Carver Jacobo Ángeles lives with his wife María and two children in San Martín Tilcajete, one of three main Zapotec villages, most of the residents of which earn a living from carving and / or painting colorful figures, often generically referred to as alebrijes, from the branches of the copal tree. The others are Arrazola and La Unión Tejalapan.

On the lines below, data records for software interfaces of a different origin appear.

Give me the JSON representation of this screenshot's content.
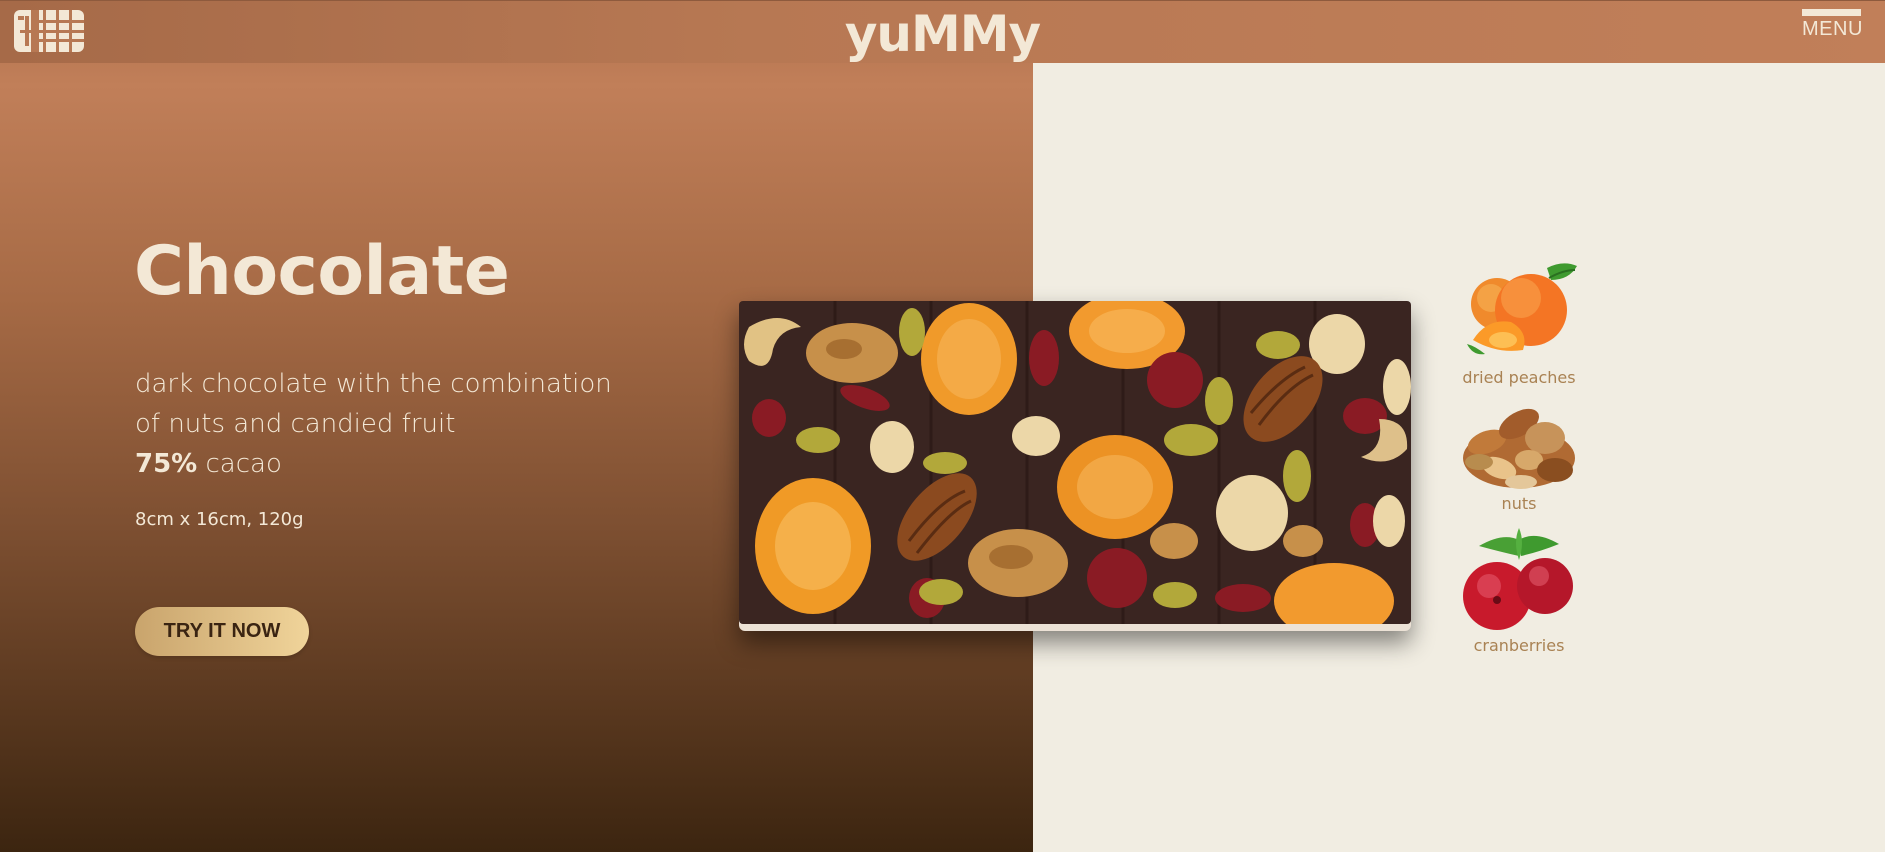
{
  "header": {
    "brand": "yuMMy",
    "menu_label": "MENU",
    "logo_icon": "chocolate-bar-logo-icon"
  },
  "product": {
    "title": "Chocolate",
    "description_line1": "dark chocolate with the combination",
    "description_line2": "of nuts and candied fruit",
    "cacao_percent": "75%",
    "cacao_label": " cacao",
    "dimensions": "8cm x 16cm, 120g",
    "cta_label": "TRY IT NOW",
    "image": "chocolate-bar-with-nuts-and-fruit"
  },
  "ingredients": [
    {
      "label": "dried peaches",
      "icon": "peach-icon"
    },
    {
      "label": "nuts",
      "icon": "nuts-icon"
    },
    {
      "label": "cranberries",
      "icon": "cranberry-icon"
    }
  ],
  "colors": {
    "header_bg": "#b77853",
    "cream": "#f3e8d6",
    "right_panel_bg": "#f1ede2",
    "label_gold": "#a98253",
    "chocolate": "#3a2521"
  }
}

At age 12 Jacobo began learning to carve from his father. Later on he was mentored by elders in his own and other villages. “Over the past few decades our craft has without a doubt changed dramatically,” Jacobo explains, “with the use of more synthetic paints, a tremendous increase in the range of figures being carved, and with domestic and international demand for our carvings growing exponentially and affecting how and what we produce. But remember, my ancestors were carving animals right here in this region before the Spanish arrived in Mexico in the 1500’s. And we were using only natural paint colors which we derived from fruits and vegetables, plants and tree bark, clay, and even insects. In my family we still use what we find around us to make paints for our figures.”